Items from an interface collection:
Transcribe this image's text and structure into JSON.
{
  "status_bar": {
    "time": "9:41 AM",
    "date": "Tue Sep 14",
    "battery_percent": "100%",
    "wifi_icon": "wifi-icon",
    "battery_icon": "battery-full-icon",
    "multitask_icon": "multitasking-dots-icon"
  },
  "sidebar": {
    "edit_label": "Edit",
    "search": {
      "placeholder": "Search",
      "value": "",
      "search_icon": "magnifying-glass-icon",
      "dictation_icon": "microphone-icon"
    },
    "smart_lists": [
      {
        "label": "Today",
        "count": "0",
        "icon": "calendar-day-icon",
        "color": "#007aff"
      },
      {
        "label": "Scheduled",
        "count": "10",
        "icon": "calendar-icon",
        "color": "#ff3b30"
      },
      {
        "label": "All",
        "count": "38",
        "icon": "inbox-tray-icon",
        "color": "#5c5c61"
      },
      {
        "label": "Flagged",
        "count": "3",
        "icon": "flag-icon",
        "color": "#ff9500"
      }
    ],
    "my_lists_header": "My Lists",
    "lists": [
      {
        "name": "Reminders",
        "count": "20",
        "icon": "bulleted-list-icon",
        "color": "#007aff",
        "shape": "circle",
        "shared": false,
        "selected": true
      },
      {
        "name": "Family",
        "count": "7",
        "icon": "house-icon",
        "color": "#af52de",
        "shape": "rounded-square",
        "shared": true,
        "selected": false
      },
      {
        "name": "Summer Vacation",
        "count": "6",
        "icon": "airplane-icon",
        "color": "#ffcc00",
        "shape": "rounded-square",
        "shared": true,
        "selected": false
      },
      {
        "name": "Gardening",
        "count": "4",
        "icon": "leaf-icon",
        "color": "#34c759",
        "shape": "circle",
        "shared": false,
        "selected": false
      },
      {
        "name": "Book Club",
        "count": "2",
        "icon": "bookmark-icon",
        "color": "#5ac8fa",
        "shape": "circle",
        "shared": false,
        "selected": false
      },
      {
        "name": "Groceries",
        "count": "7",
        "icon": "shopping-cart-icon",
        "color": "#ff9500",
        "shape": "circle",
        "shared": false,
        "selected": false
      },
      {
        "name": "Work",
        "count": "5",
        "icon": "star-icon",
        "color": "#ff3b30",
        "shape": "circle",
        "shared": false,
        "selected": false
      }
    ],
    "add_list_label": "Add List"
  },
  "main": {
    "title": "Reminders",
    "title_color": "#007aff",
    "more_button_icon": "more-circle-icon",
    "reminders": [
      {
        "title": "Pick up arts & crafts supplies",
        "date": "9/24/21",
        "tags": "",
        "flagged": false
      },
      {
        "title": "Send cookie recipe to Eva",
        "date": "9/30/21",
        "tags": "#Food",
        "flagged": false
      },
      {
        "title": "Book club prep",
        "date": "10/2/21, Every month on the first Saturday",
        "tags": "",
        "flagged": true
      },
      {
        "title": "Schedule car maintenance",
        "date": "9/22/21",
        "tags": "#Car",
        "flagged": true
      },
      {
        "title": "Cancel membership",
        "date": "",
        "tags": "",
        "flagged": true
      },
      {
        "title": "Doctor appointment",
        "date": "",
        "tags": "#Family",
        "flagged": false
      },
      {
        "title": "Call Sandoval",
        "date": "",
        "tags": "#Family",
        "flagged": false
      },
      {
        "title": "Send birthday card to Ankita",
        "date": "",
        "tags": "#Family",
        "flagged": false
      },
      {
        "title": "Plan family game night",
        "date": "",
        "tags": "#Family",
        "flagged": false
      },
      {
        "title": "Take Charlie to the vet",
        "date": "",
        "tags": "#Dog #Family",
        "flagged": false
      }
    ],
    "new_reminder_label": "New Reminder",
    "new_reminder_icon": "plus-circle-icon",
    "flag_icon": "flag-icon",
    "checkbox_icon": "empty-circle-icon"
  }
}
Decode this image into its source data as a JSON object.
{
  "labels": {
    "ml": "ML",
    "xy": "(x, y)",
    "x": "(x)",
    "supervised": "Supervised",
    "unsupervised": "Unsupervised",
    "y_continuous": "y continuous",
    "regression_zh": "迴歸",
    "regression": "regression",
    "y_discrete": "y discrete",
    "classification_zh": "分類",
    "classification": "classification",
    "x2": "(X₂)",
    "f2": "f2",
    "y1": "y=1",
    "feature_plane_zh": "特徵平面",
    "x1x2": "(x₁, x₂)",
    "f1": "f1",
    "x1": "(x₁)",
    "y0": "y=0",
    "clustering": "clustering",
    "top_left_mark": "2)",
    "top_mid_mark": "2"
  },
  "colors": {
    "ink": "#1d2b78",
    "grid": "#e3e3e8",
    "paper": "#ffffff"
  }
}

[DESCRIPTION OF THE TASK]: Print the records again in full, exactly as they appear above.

[ANSWER SECTION]:
Transcribe this image's text and structure into JSON.
{
  "status_bar": {
    "time": "9:41 AM",
    "date": "Tue Sep 14",
    "battery_percent": "100%",
    "wifi_icon": "wifi-icon",
    "battery_icon": "battery-full-icon",
    "multitask_icon": "multitasking-dots-icon"
  },
  "sidebar": {
    "edit_label": "Edit",
    "search": {
      "placeholder": "Search",
      "value": "",
      "search_icon": "magnifying-glass-icon",
      "dictation_icon": "microphone-icon"
    },
    "smart_lists": [
      {
        "label": "Today",
        "count": "0",
        "icon": "calendar-day-icon",
        "color": "#007aff"
      },
      {
        "label": "Scheduled",
        "count": "10",
        "icon": "calendar-icon",
        "color": "#ff3b30"
      },
      {
        "label": "All",
        "count": "38",
        "icon": "inbox-tray-icon",
        "color": "#5c5c61"
      },
      {
        "label": "Flagged",
        "count": "3",
        "icon": "flag-icon",
        "color": "#ff9500"
      }
    ],
    "my_lists_header": "My Lists",
    "lists": [
      {
        "name": "Reminders",
        "count": "20",
        "icon": "bulleted-list-icon",
        "color": "#007aff",
        "shape": "circle",
        "shared": false,
        "selected": true
      },
      {
        "name": "Family",
        "count": "7",
        "icon": "house-icon",
        "color": "#af52de",
        "shape": "rounded-square",
        "shared": true,
        "selected": false
      },
      {
        "name": "Summer Vacation",
        "count": "6",
        "icon": "airplane-icon",
        "color": "#ffcc00",
        "shape": "rounded-square",
        "shared": true,
        "selected": false
      },
      {
        "name": "Gardening",
        "count": "4",
        "icon": "leaf-icon",
        "color": "#34c759",
        "shape": "circle",
        "shared": false,
        "selected": false
      },
      {
        "name": "Book Club",
        "count": "2",
        "icon": "bookmark-icon",
        "color": "#5ac8fa",
        "shape": "circle",
        "shared": false,
        "selected": false
      },
      {
        "name": "Groceries",
        "count": "7",
        "icon": "shopping-cart-icon",
        "color": "#ff9500",
        "shape": "circle",
        "shared": false,
        "selected": false
      },
      {
        "name": "Work",
        "count": "5",
        "icon": "star-icon",
        "color": "#ff3b30",
        "shape": "circle",
        "shared": false,
        "selected": false
      }
    ],
    "add_list_label": "Add List"
  },
  "main": {
    "title": "Reminders",
    "title_color": "#007aff",
    "more_button_icon": "more-circle-icon",
    "reminders": [
      {
        "title": "Pick up arts & crafts supplies",
        "date": "9/24/21",
        "tags": "",
        "flagged": false
      },
      {
        "title": "Send cookie recipe to Eva",
        "date": "9/30/21",
        "tags": "#Food",
        "flagged": false
      },
      {
        "title": "Book club prep",
        "date": "10/2/21, Every month on the first Saturday",
        "tags": "",
        "flagged": true
      },
      {
        "title": "Schedule car maintenance",
        "date": "9/22/21",
        "tags": "#Car",
        "flagged": true
      },
      {
        "title": "Cancel membership",
        "date": "",
        "tags": "",
        "flagged": true
      },
      {
        "title": "Doctor appointment",
        "date": "",
        "tags": "#Family",
        "flagged": false
      },
      {
        "title": "Call Sandoval",
        "date": "",
        "tags": "#Family",
        "flagged": false
      },
      {
        "title": "Send birthday card to Ankita",
        "date": "",
        "tags": "#Family",
        "flagged": false
      },
      {
        "title": "Plan family game night",
        "date": "",
        "tags": "#Family",
        "flagged": false
      },
      {
        "title": "Take Charlie to the vet",
        "date": "",
        "tags": "#Dog #Family",
        "flagged": false
      }
    ],
    "new_reminder_label": "New Reminder",
    "new_reminder_icon": "plus-circle-icon",
    "flag_icon": "flag-icon",
    "checkbox_icon": "empty-circle-icon"
  }
}
Decode this image into its source data as a JSON object.
{
  "labels": {
    "ml": "ML",
    "xy": "(x, y)",
    "x": "(x)",
    "supervised": "Supervised",
    "unsupervised": "Unsupervised",
    "y_continuous": "y continuous",
    "regression_zh": "迴歸",
    "regression": "regression",
    "y_discrete": "y discrete",
    "classification_zh": "分類",
    "classification": "classification",
    "x2": "(X₂)",
    "f2": "f2",
    "y1": "y=1",
    "feature_plane_zh": "特徵平面",
    "x1x2": "(x₁, x₂)",
    "f1": "f1",
    "x1": "(x₁)",
    "y0": "y=0",
    "clustering": "clustering",
    "top_left_mark": "2)",
    "top_mid_mark": "2"
  },
  "colors": {
    "ink": "#1d2b78",
    "grid": "#e3e3e8",
    "paper": "#ffffff"
  }
}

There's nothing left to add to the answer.